In recent years, growing concern has focused on the survival of pollinators, particularly honeybees, which are important to many commercial crops. But the 400-plus other bee species that are native to California are also vital pollinators—and they are only part of the story of plant reproduction and biodiversity. Plants rely on pollinators to produce fertile seeds and other animals—often birds—to disperse their seeds. Though butterflies are often grouped with pollinators, their role in this survival saga is more indirect. Learn about the beautiful and complex botanical connections between bees, birds, and butterflies.
Talkin’ Trash: Extracting Plastic from your Life
Plastic pollution is one of our most pressing environmental concerns. Recent changes in the recycling market mean that more of our “recyclables” are ending up in landfill at best and in our oceans at worst. The answer lies in reducing the trash (especially plastic) we produce. Learn more about this issue and how you can make changes to reduce your trash output! Conservationist, author, and educator Sandy Masuo shares some insights and products to help you lighten your trash load! (Optional workshop component: making DIY toothpaste, lotion, or deodorant—requires materials fee.)
The Write Stuff: Basic Skills for Effective Prose

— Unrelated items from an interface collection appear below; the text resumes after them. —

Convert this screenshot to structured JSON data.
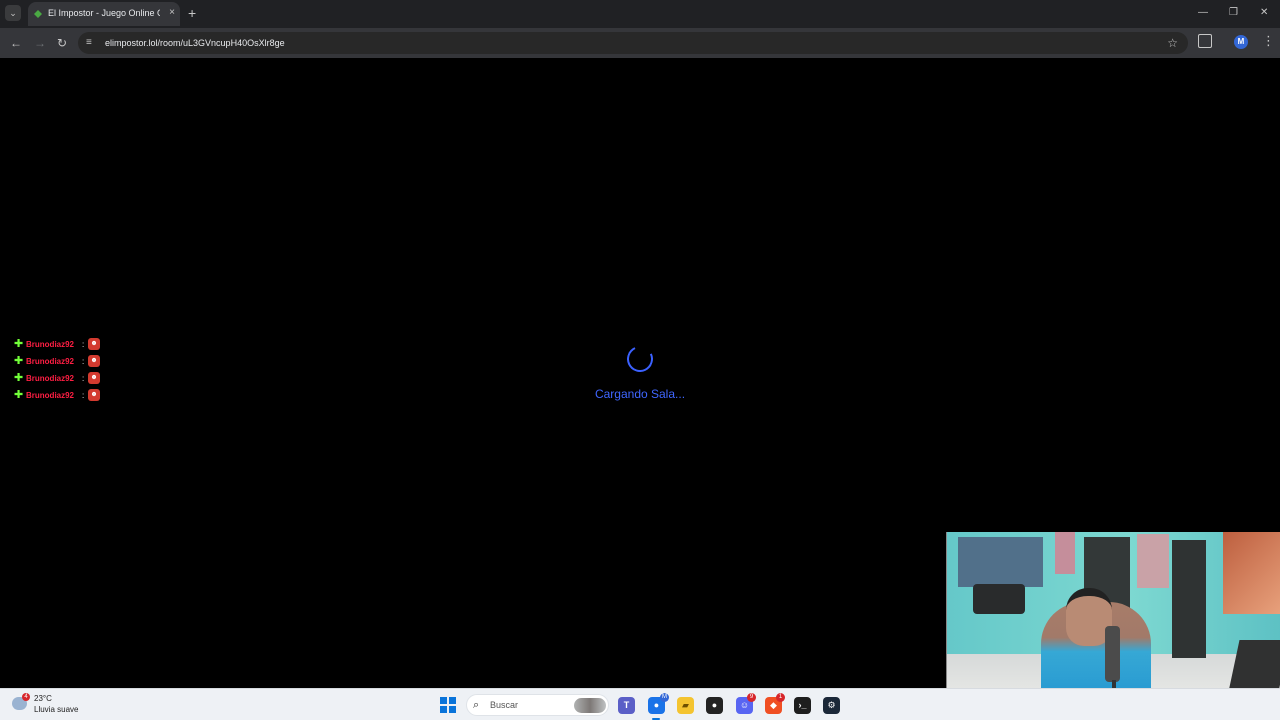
{
  "browser": {
    "tab_title": "El Impostor - Juego Online Gratis",
    "url": "elimpostor.lol/room/uL3GVncupH40OsXlr8ge",
    "profile_initial": "M"
  },
  "page": {
    "loading_text": "Cargando Sala...",
    "chat_entries": [
      {
        "username": "Brunodiaz92",
        "separator": ":"
      },
      {
        "username": "Brunodiaz92",
        "separator": ":"
      },
      {
        "username": "Brunodiaz92",
        "separator": ":"
      },
      {
        "username": "Brunodiaz92",
        "separator": ":"
      }
    ]
  },
  "taskbar": {
    "weather_badge": "4",
    "temperature": "23°C",
    "weather_condition": "Lluvia suave",
    "search_label": "Buscar",
    "discord_badge": "9",
    "brave_badge": "1"
  },
  "colors": {
    "background": "#000000",
    "loading_accent": "#3f66ff",
    "chat_username": "#ff1e43",
    "chat_plus": "#72ff39",
    "taskbar_accent": "#0a74da"
  },
  "icons": {
    "tab_favicon": "green-leaf-icon",
    "loading_spinner": "loading-spinner-icon",
    "chat_join": "plus-icon",
    "chat_emote": "devil-emote-icon"
  }
}
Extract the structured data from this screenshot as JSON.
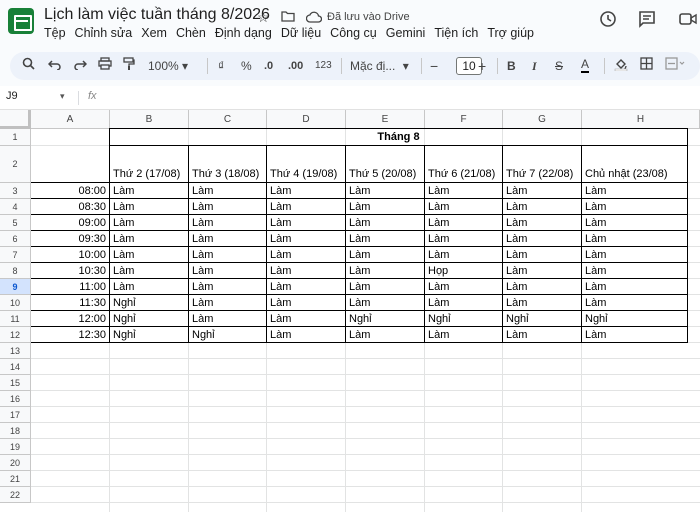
{
  "app": {
    "title": "Lịch làm việc tuần tháng 8/2026",
    "saved_status": "Đã lưu vào Drive"
  },
  "menu": [
    "Tệp",
    "Chỉnh sửa",
    "Xem",
    "Chèn",
    "Định dạng",
    "Dữ liệu",
    "Công cụ",
    "Gemini",
    "Tiện ích",
    "Trợ giúp"
  ],
  "toolbar": {
    "zoom": "100%",
    "currency": "₫",
    "percent": "%",
    "dec_decrease": ".0",
    "dec_increase": ".00",
    "number_format": "123",
    "font": "Mặc đị...",
    "font_size": "10",
    "minus": "−",
    "plus": "+",
    "bold": "B",
    "italic": "I",
    "strike": "S",
    "text_color": "A"
  },
  "formula_bar": {
    "cell_ref": "J9",
    "fx": "fx",
    "value": ""
  },
  "columns": [
    "A",
    "B",
    "C",
    "D",
    "E",
    "F",
    "G",
    "H"
  ],
  "rows": [
    "1",
    "2",
    "3",
    "4",
    "5",
    "6",
    "7",
    "8",
    "9",
    "10",
    "11",
    "12",
    "13",
    "14",
    "15",
    "16",
    "17",
    "18",
    "19",
    "20",
    "21",
    "22"
  ],
  "selected_row": "9",
  "sheet": {
    "month_header": "Tháng 8",
    "day_headers": [
      "Thứ 2 (17/08)",
      "Thứ 3 (18/08)",
      "Thứ 4 (19/08)",
      "Thứ 5 (20/08)",
      "Thứ 6 (21/08)",
      "Thứ 7 (22/08)",
      "Chủ nhật (23/08)"
    ],
    "times": [
      "08:00",
      "08:30",
      "09:00",
      "09:30",
      "10:00",
      "10:30",
      "11:00",
      "11:30",
      "12:00",
      "12:30"
    ],
    "schedule": [
      [
        "Làm",
        "Làm",
        "Làm",
        "Làm",
        "Làm",
        "Làm",
        "Làm"
      ],
      [
        "Làm",
        "Làm",
        "Làm",
        "Làm",
        "Làm",
        "Làm",
        "Làm"
      ],
      [
        "Làm",
        "Làm",
        "Làm",
        "Làm",
        "Làm",
        "Làm",
        "Làm"
      ],
      [
        "Làm",
        "Làm",
        "Làm",
        "Làm",
        "Làm",
        "Làm",
        "Làm"
      ],
      [
        "Làm",
        "Làm",
        "Làm",
        "Làm",
        "Làm",
        "Làm",
        "Làm"
      ],
      [
        "Làm",
        "Làm",
        "Làm",
        "Làm",
        "Họp",
        "Làm",
        "Làm"
      ],
      [
        "Làm",
        "Làm",
        "Làm",
        "Làm",
        "Làm",
        "Làm",
        "Làm"
      ],
      [
        "Nghỉ",
        "Làm",
        "Làm",
        "Làm",
        "Làm",
        "Làm",
        "Làm"
      ],
      [
        "Nghỉ",
        "Làm",
        "Làm",
        "Nghỉ",
        "Nghỉ",
        "Nghỉ",
        "Nghỉ"
      ],
      [
        "Nghỉ",
        "Nghỉ",
        "Làm",
        "Làm",
        "Làm",
        "Làm",
        "Làm"
      ]
    ]
  }
}
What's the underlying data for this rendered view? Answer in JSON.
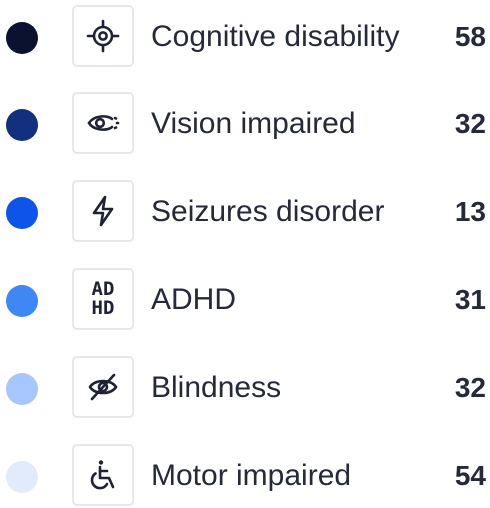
{
  "legend": {
    "items": [
      {
        "label": "Cognitive disability",
        "count": "58",
        "color": "#0b1230",
        "icon": "target-icon"
      },
      {
        "label": "Vision impaired",
        "count": "32",
        "color": "#11307e",
        "icon": "eye-icon"
      },
      {
        "label": "Seizures disorder",
        "count": "13",
        "color": "#0e54e8",
        "icon": "lightning-icon"
      },
      {
        "label": "ADHD",
        "count": "31",
        "color": "#3e87f5",
        "icon": "adhd-icon",
        "icon_text_top": "AD",
        "icon_text_bottom": "HD"
      },
      {
        "label": "Blindness",
        "count": "32",
        "color": "#a7c6fb",
        "icon": "eye-slash-icon"
      },
      {
        "label": "Motor impaired",
        "count": "54",
        "color": "#e1ebfc",
        "icon": "wheelchair-icon"
      }
    ]
  }
}
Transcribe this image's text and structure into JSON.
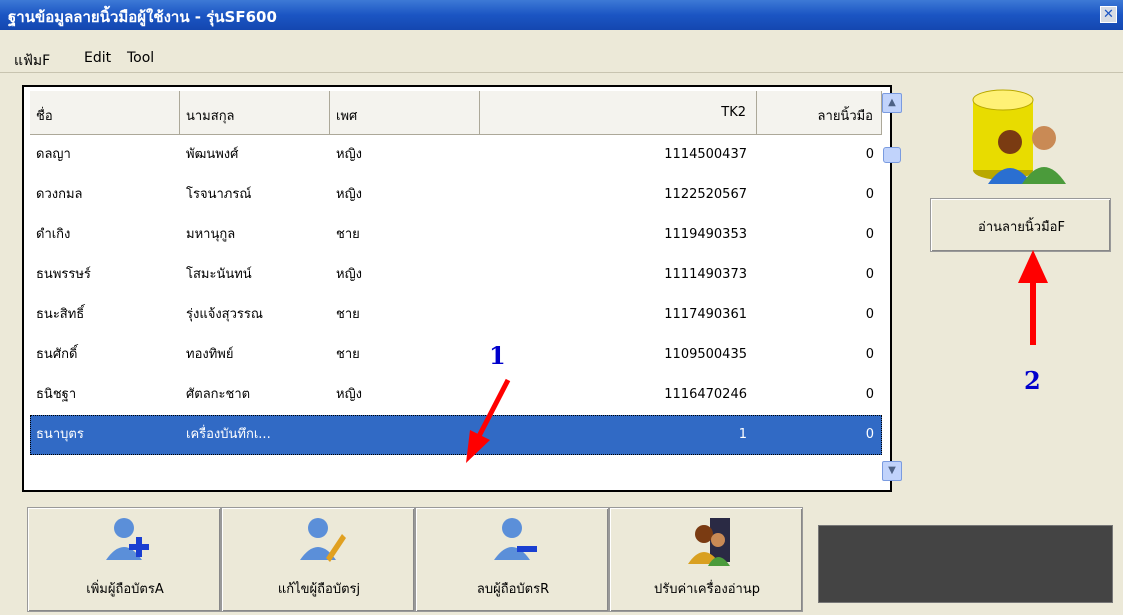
{
  "window": {
    "title": "ฐานข้อมูลลายนิ้วมือผู้ใช้งาน - รุ่นSF600"
  },
  "menu": [
    "แฟ้มF",
    "Edit",
    "Tool"
  ],
  "columns": [
    "ชื่อ",
    "นามสกุล",
    "เพศ",
    "TK2",
    "ลายนิ้วมือ"
  ],
  "rows": [
    {
      "first": "ดลญา",
      "last": "พัฒนพงศ์",
      "sex": "หญิง",
      "tk2": "1114500437",
      "fp": "0"
    },
    {
      "first": "ดวงกมล",
      "last": "โรจนาภรณ์",
      "sex": "หญิง",
      "tk2": "1122520567",
      "fp": "0"
    },
    {
      "first": "ดำเกิง",
      "last": "มหานุกูล",
      "sex": "ชาย",
      "tk2": "1119490353",
      "fp": "0"
    },
    {
      "first": "ธนพรรษร์",
      "last": "โสมะนันทน์",
      "sex": "หญิง",
      "tk2": "1111490373",
      "fp": "0"
    },
    {
      "first": "ธนะสิทธิ์",
      "last": "รุ่งแจ้งสุวรรณ",
      "sex": "ชาย",
      "tk2": "1117490361",
      "fp": "0"
    },
    {
      "first": "ธนศักดิ์",
      "last": "ทองทิพย์",
      "sex": "ชาย",
      "tk2": "1109500435",
      "fp": "0"
    },
    {
      "first": "ธนิชฐา",
      "last": "ศัตลกะชาต",
      "sex": "หญิง",
      "tk2": "1116470246",
      "fp": "0"
    },
    {
      "first": "ธนาบุตร",
      "last": "เครื่องบันทึกเ...",
      "sex": "",
      "tk2": "1",
      "fp": "0"
    }
  ],
  "read_button": "อ่านลายนิ้วมือF",
  "buttons": {
    "add": "เพิ่มผู้ถือบัตรA",
    "edit": "แก้ไขผู้ถือบัตรj",
    "delete": "ลบผู้ถือบัตรR",
    "config": "ปรับค่าเครื่องอ่านp"
  },
  "annotations": {
    "one": "1",
    "two": "2"
  }
}
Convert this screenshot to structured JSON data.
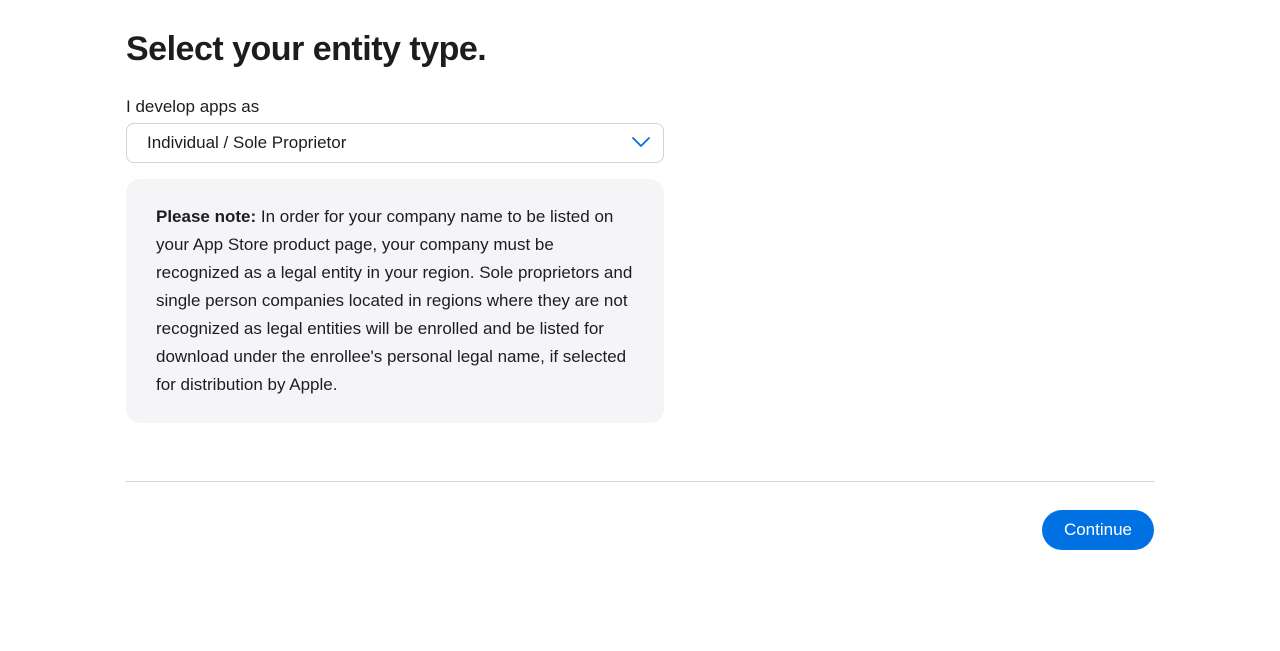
{
  "heading": "Select your entity type.",
  "form": {
    "entity_label": "I develop apps as",
    "entity_selected": "Individual / Sole Proprietor"
  },
  "note": {
    "prefix": "Please note:",
    "body": " In order for your company name to be listed on your App Store product page, your company must be recognized as a legal entity in your region. Sole proprietors and single person companies located in regions where they are not recognized as legal entities will be enrolled and be listed for download under the enrollee's personal legal name, if selected for distribution by Apple."
  },
  "actions": {
    "continue_label": "Continue"
  },
  "colors": {
    "accent": "#0071e3",
    "chevron": "#0071e3",
    "card_bg": "#f5f5f7",
    "border": "#d2d2d7"
  }
}
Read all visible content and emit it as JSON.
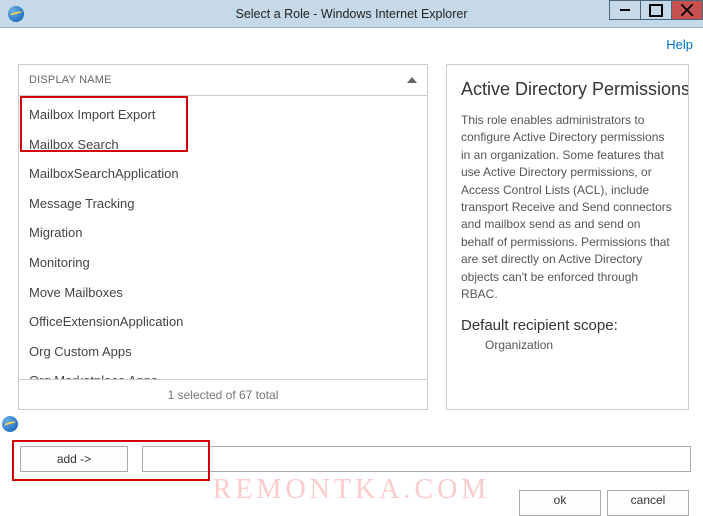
{
  "window": {
    "title": "Select a Role - Windows Internet Explorer",
    "help_label": "Help"
  },
  "list": {
    "header": "DISPLAY NAME",
    "status": "1 selected of 67 total",
    "items": [
      "Mailbox Import Export",
      "Mailbox Search",
      "MailboxSearchApplication",
      "Message Tracking",
      "Migration",
      "Monitoring",
      "Move Mailboxes",
      "OfficeExtensionApplication",
      "Org Custom Apps",
      "Org Marketplace Apps"
    ]
  },
  "details": {
    "title": "Active Directory Permissions",
    "body": "This role enables administrators to configure Active Directory permissions in an organization. Some features that use Active Directory permissions, or Access Control Lists (ACL), include transport Receive and Send connectors and mailbox send as and send on behalf of permissions. Permissions that are set directly on Active Directory objects can't be enforced through RBAC.",
    "scope_label": "Default recipient scope:",
    "scope_value": "Organization"
  },
  "actions": {
    "add_label": "add ->",
    "ok_label": "ok",
    "cancel_label": "cancel"
  },
  "watermark": "REMONTKA.COM"
}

Stories are the essence of what makes us human. Through them we share experiences, learn new perspectives, and explore the world around us. With this four-part course, we will delve into writing basics—generating ideas, structuring narrative (fiction and non-fiction), crafting prose, and the revision process. Each evening includes a brief lecture, in class writing exercises and discussions. This workshop will leave you with a firm grasp on the essentials of crafting a compelling story. The goal is to lead you to a finished piece by the end of the workshop. This course requires about one hour outside of class time working on assignments. Sandy Masuo served as a staff editor and writer for a variety of entertainment magazines for more than 15 years. She was a columnist for the Boston Phoenix and a regular contributor to the Los Angeles Times Calendar. In addition to her writing credentials, she holds a Master's Degree in Education from the Harvard Graduate School of Education.
Writing for Business: Basic Skills for Effective Professional Communication
You don’t need to be a professional writer to write professionally. In fact, solid writing skills are an essential for success in business, whether you are tackling cover letters, proposals, reports, PowerPoint presentations, or memos. This course will help you build your word power, whether you are looking for new work opportunities or want to add more umph to your current vocation. Learn how to cultivate an “action vocabulary” that conveys your ideas with conviction and clarity. Proper grammar, spelling, and syntax are also critical in a professional setting, and we will cover valuable tips and pointers for avoiding common mistakes that can detract from your presentation. In addition to in-class exercises, there will be a limited number of homework assignments. Come to class prepared to share your goals and objectives. Sandy Masuo served as a staff editor and writer for a variety of entertainment magazines for more than 15 years. She was a columnist for the Boston Phoenix and a regular contributor to the Los Angeles Times Calendar. In addition to her writing credentials, she holds a Master's Degree in Education from the Harvard Graduate School of Education.